These are some of the questions I ask the children who come to coaching. Sadly, children who do not recognise their own worth see themselves as not good enough and end up struggling in life – friendships, school work and even managing their emotions becomes hard work.
“High self esteem is our passport to happiness in adult life.” ~ Smiley Coach Lisa Parkes
If we know we are good at our very core, life takes on a very different vibe and we are more resilient to set backs and disappointments. We feel happy from the inside out. We don’t rely on external factors such as fashion, physical appearance, gadgets and other material things to make them feel good.
Just as you would create healthy habits for your child’s physical body, how about creating some healthy habits for their emotional well-being?
1) Help your child celebrate their uniqueness – help them discover their personal qualities such as kindness, thoughtfulness or intelligence. Whatever it is that you find beautiful about your child, tell them and tell them often.
2) Watch yourself – notice the way you talk about yourself. Children are the world’s greatest mimics. If you want your child to know their own worth, then work on developing yours too. Make a promise that you will choose to use positive language and not put yourself down. Gently correct your child if they are judgemental about themselves.
3) Notice the Good – Make it a point of discussion at the dinner table or a game you play before you tuck them in at night by listing 2 things they are proud of. It can be as simple as sharing, smiling at somebody or a random act of kindness. People who focus on the good things in their life feel good and consequently attract more of the same to them.
4) Connect – Actress Goldie Hawn’s book ’10 Mindful Minutes’ highlights the amazing benefits of going within to find yourself. Children who are able to relax and tune into themselves find it easy to manage their stress levels and their big emotions like anger, anxiety and sadness.
5) Foster Independence – It’s a parent’s job to give their child roots and wings. You want them to fly away and be OK without you there. So, make sure you give your child choices that are age appropriate. Encourage them to make decisions for themselves. Also let them have a go and allow them to try new things without taking over or doing it for them. Show them you have faith in them. Trust is the key.
6) Positive Thinking – This isn’t just about pretending everything is OK. This is about getting your child to watch their thoughts. You want their internal voice and the way they speak to themselves to be the way they would speak to a friend. Not a harsh one that beats them up when they have lost their path or one that worries about what may go wrong. A good tool for rewriting negative thoughts is affirmations. An affirmation is like a mantra: a positive word or a phrase we repeat over and over again until it becomes our truth. You can get a whole box of Smiley Affirmations here.
7) Discover A Passion – Help your child find something they love and are good at. Joyful confidence shows them how they can be a creator of their own lives and not a slave to what other people expect of them. (It will help manage screen time too!)

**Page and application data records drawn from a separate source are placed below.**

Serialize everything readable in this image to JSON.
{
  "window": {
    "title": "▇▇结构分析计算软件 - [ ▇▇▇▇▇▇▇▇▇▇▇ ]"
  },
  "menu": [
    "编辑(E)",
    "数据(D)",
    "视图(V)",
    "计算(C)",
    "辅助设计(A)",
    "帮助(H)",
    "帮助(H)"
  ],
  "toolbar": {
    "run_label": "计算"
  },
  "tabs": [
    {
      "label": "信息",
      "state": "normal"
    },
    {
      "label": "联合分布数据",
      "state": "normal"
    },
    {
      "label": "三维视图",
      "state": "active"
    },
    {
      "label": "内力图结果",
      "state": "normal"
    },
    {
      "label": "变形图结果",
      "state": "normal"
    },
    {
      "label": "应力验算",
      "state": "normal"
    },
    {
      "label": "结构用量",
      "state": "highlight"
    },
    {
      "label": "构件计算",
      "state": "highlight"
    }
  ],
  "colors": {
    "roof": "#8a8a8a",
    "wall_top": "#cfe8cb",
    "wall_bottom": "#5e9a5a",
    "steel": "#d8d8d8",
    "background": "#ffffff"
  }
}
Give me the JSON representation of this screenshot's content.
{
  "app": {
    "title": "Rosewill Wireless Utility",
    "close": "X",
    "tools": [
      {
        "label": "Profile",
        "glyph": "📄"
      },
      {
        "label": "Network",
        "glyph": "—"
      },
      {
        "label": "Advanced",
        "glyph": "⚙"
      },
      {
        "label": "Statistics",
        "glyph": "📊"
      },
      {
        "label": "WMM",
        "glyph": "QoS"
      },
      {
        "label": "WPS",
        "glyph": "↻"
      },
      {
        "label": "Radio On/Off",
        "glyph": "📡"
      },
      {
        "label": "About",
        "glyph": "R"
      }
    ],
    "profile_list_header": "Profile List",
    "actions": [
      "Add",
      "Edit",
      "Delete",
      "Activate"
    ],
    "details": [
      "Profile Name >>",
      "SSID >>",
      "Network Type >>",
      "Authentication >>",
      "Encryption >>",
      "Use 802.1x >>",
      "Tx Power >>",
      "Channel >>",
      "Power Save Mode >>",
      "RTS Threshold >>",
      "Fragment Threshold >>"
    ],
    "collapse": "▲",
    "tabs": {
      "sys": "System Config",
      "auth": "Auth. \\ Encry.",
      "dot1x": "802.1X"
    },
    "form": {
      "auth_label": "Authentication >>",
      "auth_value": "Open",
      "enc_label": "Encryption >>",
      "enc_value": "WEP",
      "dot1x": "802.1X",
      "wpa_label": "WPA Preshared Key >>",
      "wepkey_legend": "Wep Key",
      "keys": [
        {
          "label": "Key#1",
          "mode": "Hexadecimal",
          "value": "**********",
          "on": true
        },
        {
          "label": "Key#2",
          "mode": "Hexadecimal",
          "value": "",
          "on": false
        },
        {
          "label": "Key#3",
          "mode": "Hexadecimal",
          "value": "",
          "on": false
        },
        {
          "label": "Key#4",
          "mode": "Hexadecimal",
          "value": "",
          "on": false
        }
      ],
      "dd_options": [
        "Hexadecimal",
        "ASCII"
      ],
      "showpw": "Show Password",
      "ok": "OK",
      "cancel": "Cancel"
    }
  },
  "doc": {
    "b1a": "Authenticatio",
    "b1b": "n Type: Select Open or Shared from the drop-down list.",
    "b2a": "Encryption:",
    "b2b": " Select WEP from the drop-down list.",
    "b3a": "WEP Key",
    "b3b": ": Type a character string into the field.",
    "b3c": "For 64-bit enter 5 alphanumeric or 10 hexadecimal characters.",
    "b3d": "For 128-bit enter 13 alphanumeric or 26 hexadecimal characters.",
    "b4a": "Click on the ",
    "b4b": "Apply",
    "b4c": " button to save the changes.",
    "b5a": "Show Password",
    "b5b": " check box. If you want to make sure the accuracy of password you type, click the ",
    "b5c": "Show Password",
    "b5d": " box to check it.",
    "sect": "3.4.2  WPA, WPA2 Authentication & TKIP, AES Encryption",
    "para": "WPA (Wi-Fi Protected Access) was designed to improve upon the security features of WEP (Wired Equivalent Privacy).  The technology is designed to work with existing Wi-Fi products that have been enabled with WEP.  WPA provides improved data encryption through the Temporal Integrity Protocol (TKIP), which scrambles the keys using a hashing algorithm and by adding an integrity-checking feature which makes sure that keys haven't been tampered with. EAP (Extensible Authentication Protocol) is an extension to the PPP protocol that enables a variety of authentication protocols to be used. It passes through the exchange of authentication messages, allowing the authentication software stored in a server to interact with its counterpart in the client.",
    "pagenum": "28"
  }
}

8) Stop Comparing – The only person we need to compare ourselves to is the person we were yesterday. When we feel as if we have to keep up with the Jones’s, we lose sight of who we are and what we want. We are all different and competition breeds insecurity as there will always be somebody smarter, richer, fatter, thinner or poorer than you!
If you have any questions about your child, please reach out and get in touch. I’m here to help you.